Boudreau’s pacing is impeccable; Bloch’s stylish digitally colored ink illustrations amplify the text’s humor while helping to telegraph its thinly disguised subliminal message. ... Stop haranguing noncompliant children at bedtime; I Dare You Not to Yawn will put them right where you want them…though be prepared to fall under its spell, too. Resistance is futile.
—The Horn Book
PreS-Gr 2—A young boy does his best to avoid yawning because "Yawns are sneaky." When his mother sees them, he is sent upstairs for pajamas, a bedtime story, and hugs and kisses. But he's not ready to go to bed. So, the boy advises readers to follow his tips: Do not yawn. Look away if a brother or sister or the dog or the cat yawns.
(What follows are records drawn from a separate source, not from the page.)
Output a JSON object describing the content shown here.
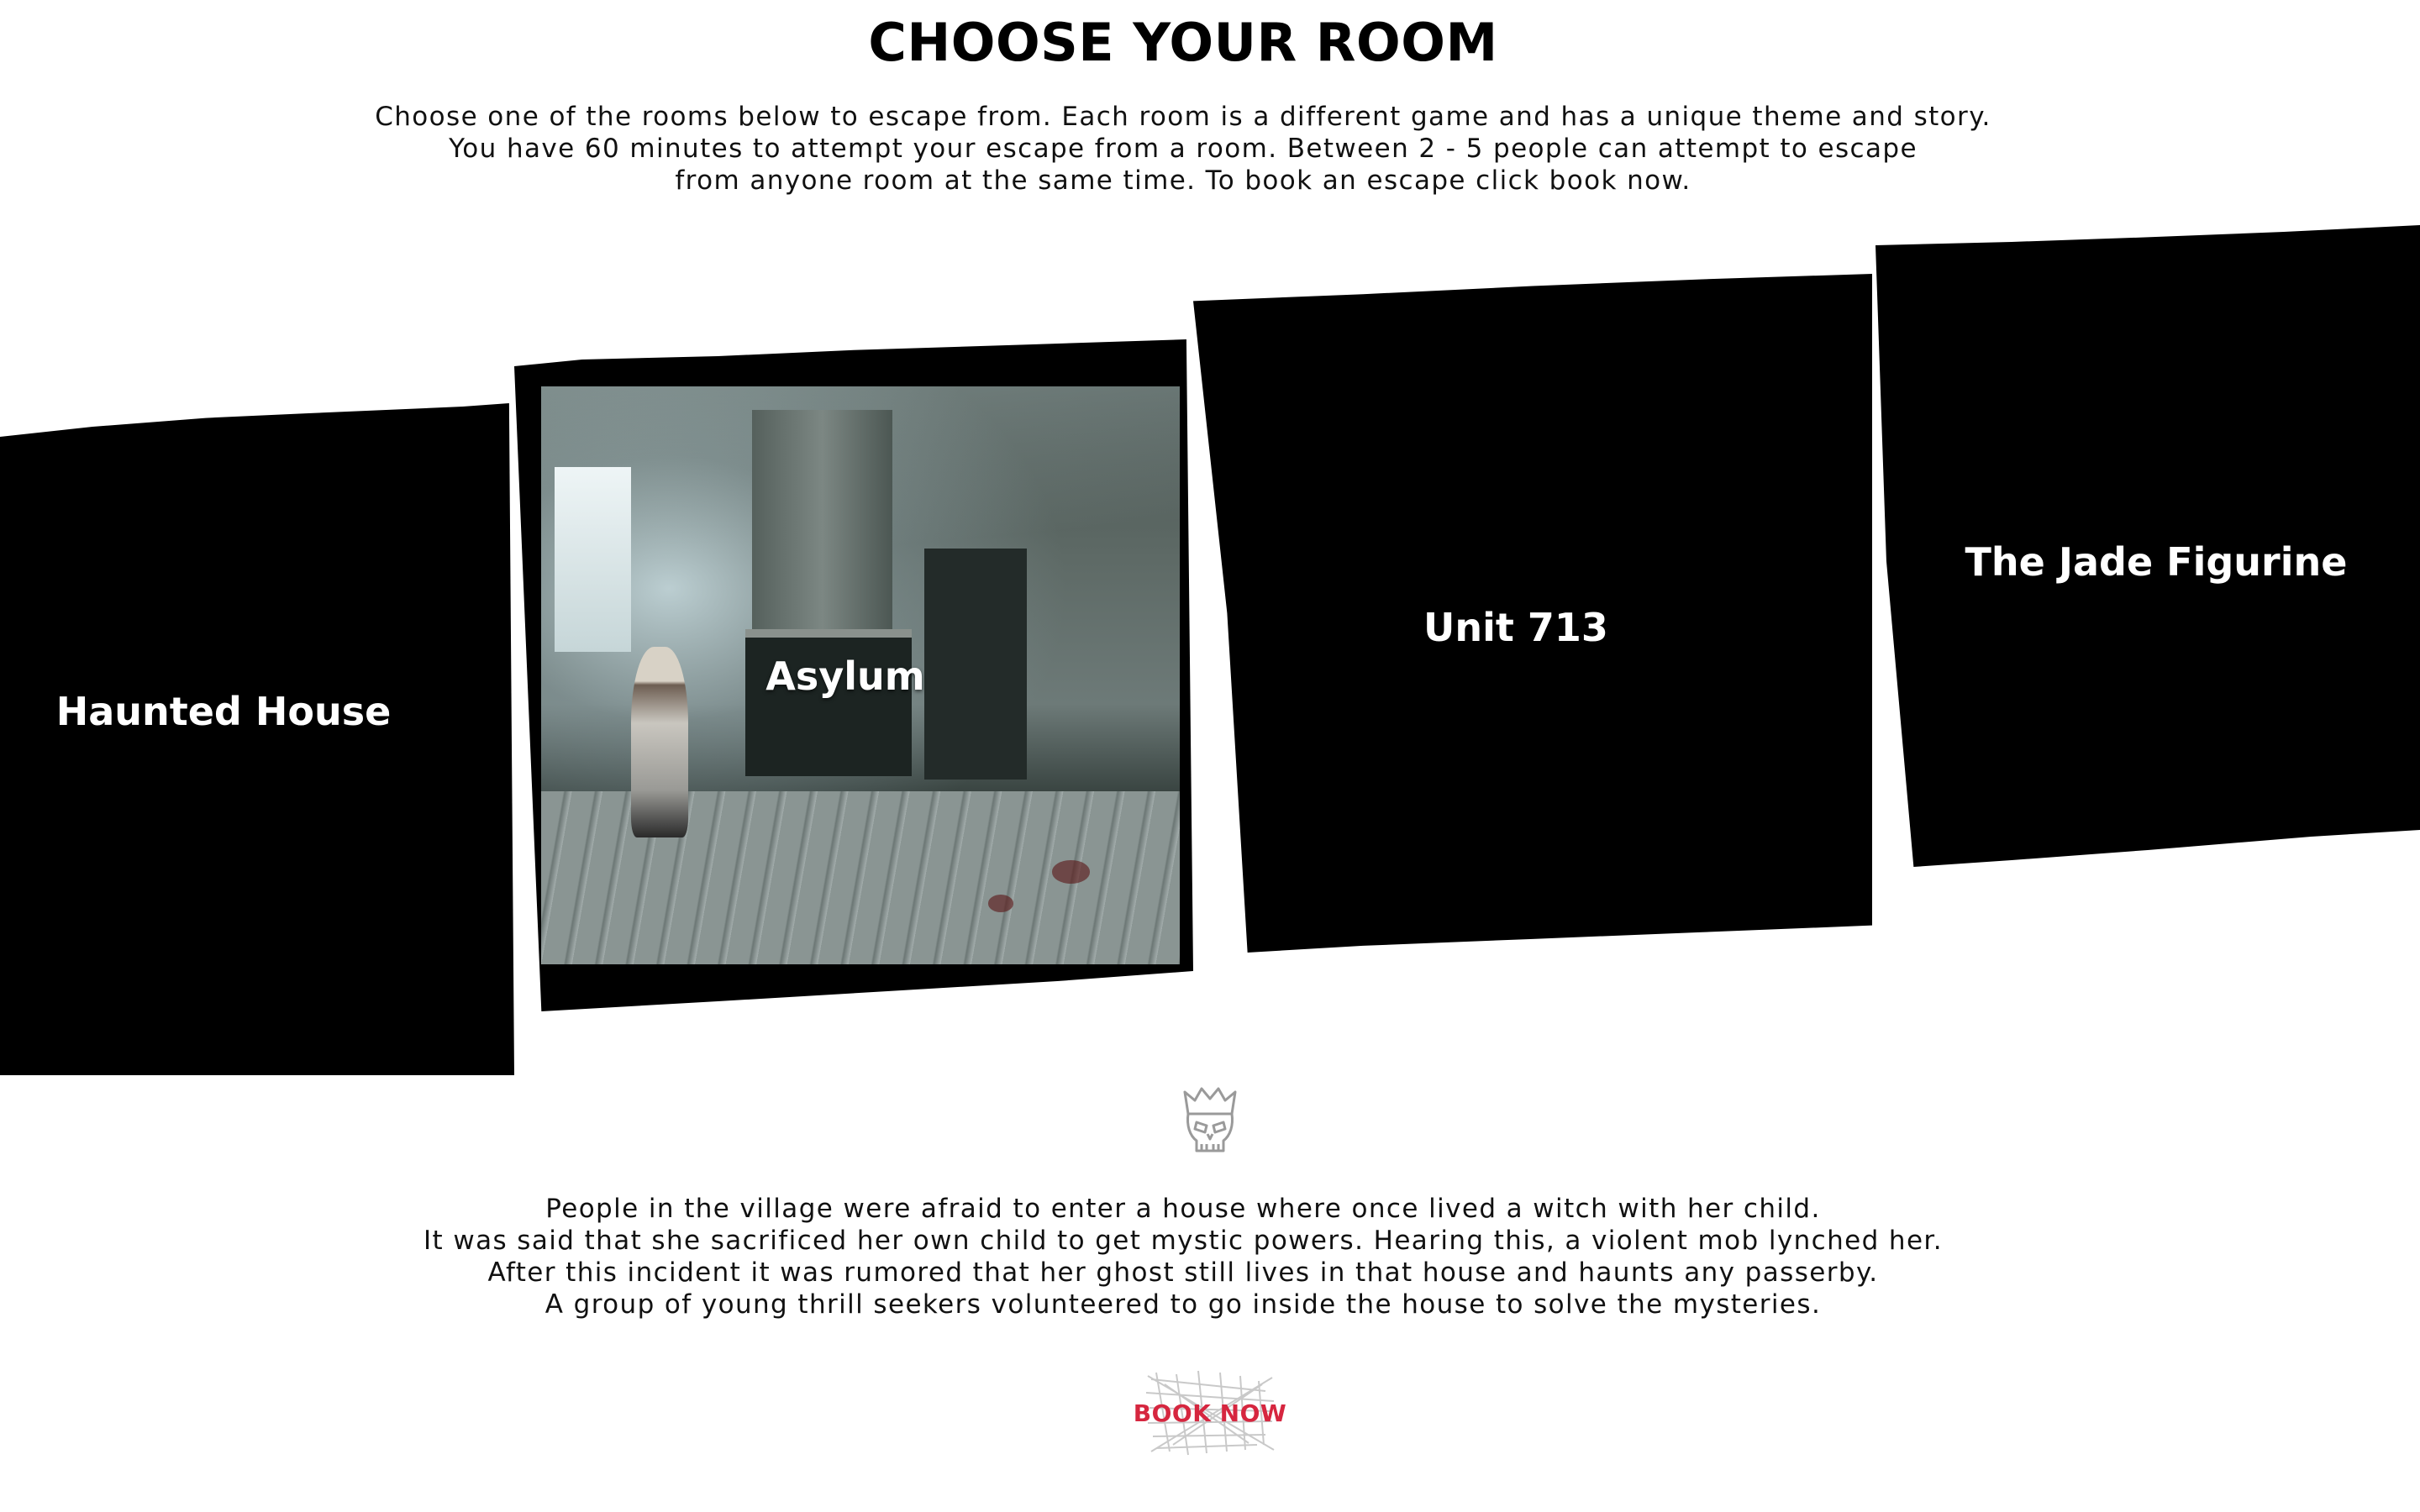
{
  "page": {
    "title": "CHOOSE YOUR ROOM",
    "intro_lines": [
      "Choose one of the rooms below to escape from. Each room is a different game and has a unique theme and story.",
      "You have 60 minutes to attempt your escape from a room. Between 2 - 5 people can attempt to escape",
      "from anyone room at the same time.  To book an escape click book now."
    ]
  },
  "rooms": [
    {
      "name": "Haunted House"
    },
    {
      "name": "Asylum"
    },
    {
      "name": "Unit 713"
    },
    {
      "name": "The Jade Figurine"
    }
  ],
  "room_description": {
    "icon": "skull-icon",
    "lines": [
      "People in the village were afraid to enter a house where once lived a witch with her child.",
      "It was said that she sacrificed her own child to get mystic powers. Hearing this, a violent mob lynched her.",
      "After this incident it was rumored that her ghost still lives in that house and haunts any passerby.",
      "A group of young thrill seekers volunteered to go inside the house to solve the mysteries."
    ]
  },
  "cta": {
    "label": "BOOK NOW",
    "color": "#d6263f"
  },
  "colors": {
    "card_background": "#000000",
    "text": "#111111"
  }
}
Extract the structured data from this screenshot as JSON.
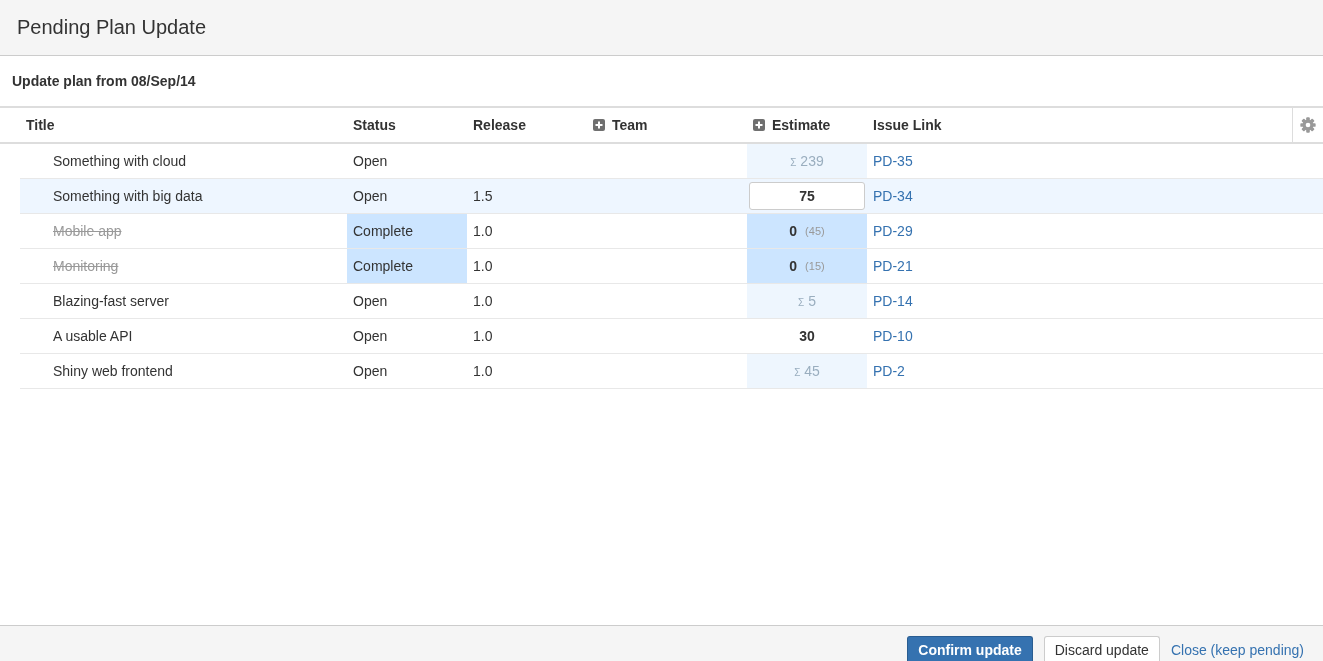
{
  "dialog": {
    "title": "Pending Plan Update"
  },
  "subtitle": "Update plan from 08/Sep/14",
  "table": {
    "columns": [
      {
        "label": "Title",
        "expandable": false
      },
      {
        "label": "Status",
        "expandable": false
      },
      {
        "label": "Release",
        "expandable": false
      },
      {
        "label": "Team",
        "expandable": true
      },
      {
        "label": "Estimate",
        "expandable": true
      },
      {
        "label": "Issue Link",
        "expandable": false
      }
    ],
    "rows": [
      {
        "title": "Something with cloud",
        "status": "Open",
        "release": "",
        "estimate": {
          "kind": "sum",
          "symbol": "Σ",
          "value": "239"
        },
        "link": "PD-35",
        "selected": false,
        "complete": false
      },
      {
        "title": "Something with big data",
        "status": "Open",
        "release": "1.5",
        "estimate": {
          "kind": "edit",
          "value": "75"
        },
        "link": "PD-34",
        "selected": true,
        "complete": false
      },
      {
        "title": "Mobile app",
        "status": "Complete",
        "release": "1.0",
        "estimate": {
          "kind": "changed",
          "value": "0",
          "previous": "(45)"
        },
        "link": "PD-29",
        "selected": false,
        "complete": true
      },
      {
        "title": "Monitoring",
        "status": "Complete",
        "release": "1.0",
        "estimate": {
          "kind": "changed",
          "value": "0",
          "previous": "(15)"
        },
        "link": "PD-21",
        "selected": false,
        "complete": true
      },
      {
        "title": "Blazing-fast server",
        "status": "Open",
        "release": "1.0",
        "estimate": {
          "kind": "sum",
          "symbol": "Σ",
          "value": "5"
        },
        "link": "PD-14",
        "selected": false,
        "complete": false
      },
      {
        "title": "A usable API",
        "status": "Open",
        "release": "1.0",
        "estimate": {
          "kind": "plain",
          "value": "30"
        },
        "link": "PD-10",
        "selected": false,
        "complete": false
      },
      {
        "title": "Shiny web frontend",
        "status": "Open",
        "release": "1.0",
        "estimate": {
          "kind": "sum",
          "symbol": "Σ",
          "value": "45"
        },
        "link": "PD-2",
        "selected": false,
        "complete": false
      }
    ]
  },
  "buttons": [
    {
      "label": "Confirm update",
      "kind": "primary"
    },
    {
      "label": "Discard update",
      "kind": "default"
    },
    {
      "label": "Close (keep pending)",
      "kind": "link"
    }
  ]
}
Stay away from cuddly stuffed animals, cozy pajamas, and your favorite blanket. Do not listen to stories about sleepy baby animals or sing nighty-night songs. Baby orangutans reaching out for hugs are off-limits as well. If a yawn ever tries to escape, cover your mouth. This is a charming bedtime story done in ink with digital colorization. The layout is very simple and uncluttered. The book will be easy to present, either one on one or in a storytime setting. With its cartoon illustrations and subtle humor, it is a fun selection.—Roxanne Burg, Orange County Public Library, CA
Those sneaky, sneaky yawns--just one and it's lights out for you. In this clever, appealing offering, Boudreau describes what happens when a yawn hits: "your arms stretch up, your eyes squish tight, your mouth opens wide, your tongue curls back, and--mmm…rrr…yarwwrrrrr--a yawn pops out." Moms never fail to spot them, and soon enough, it's time for pajamas, goodnight books, lullabies, and tucking into bed with hugs and kisses. If one doesn't wish to fall prey to these consequences, then the following rules should be observed: Don't, for any reason, look at anyone else who is yawning, and avoid, at all costs, stuffed animals, pajamas, cozy blankies, books about sleepy baby animals, songs about sheep-counting and images of sleepy baby orangutans. The funny, melodramatic prose is cleverly extended by Bloch's cartoonlike illustrations that emphasize the emotions of the little boy who is desperately trying not to yawn. He looks absolutely distraught when put to bed, hilariously focused and determined as he runs away from snuggly, yawn-inducing items, and finally, happily asleep on the final page. The boy's cat appears in many of the illustrations, mimicking his behaviors and emotions to great comic effect. Just the ticket for nap-time or bedtime sharing. (Picture book. 4-8)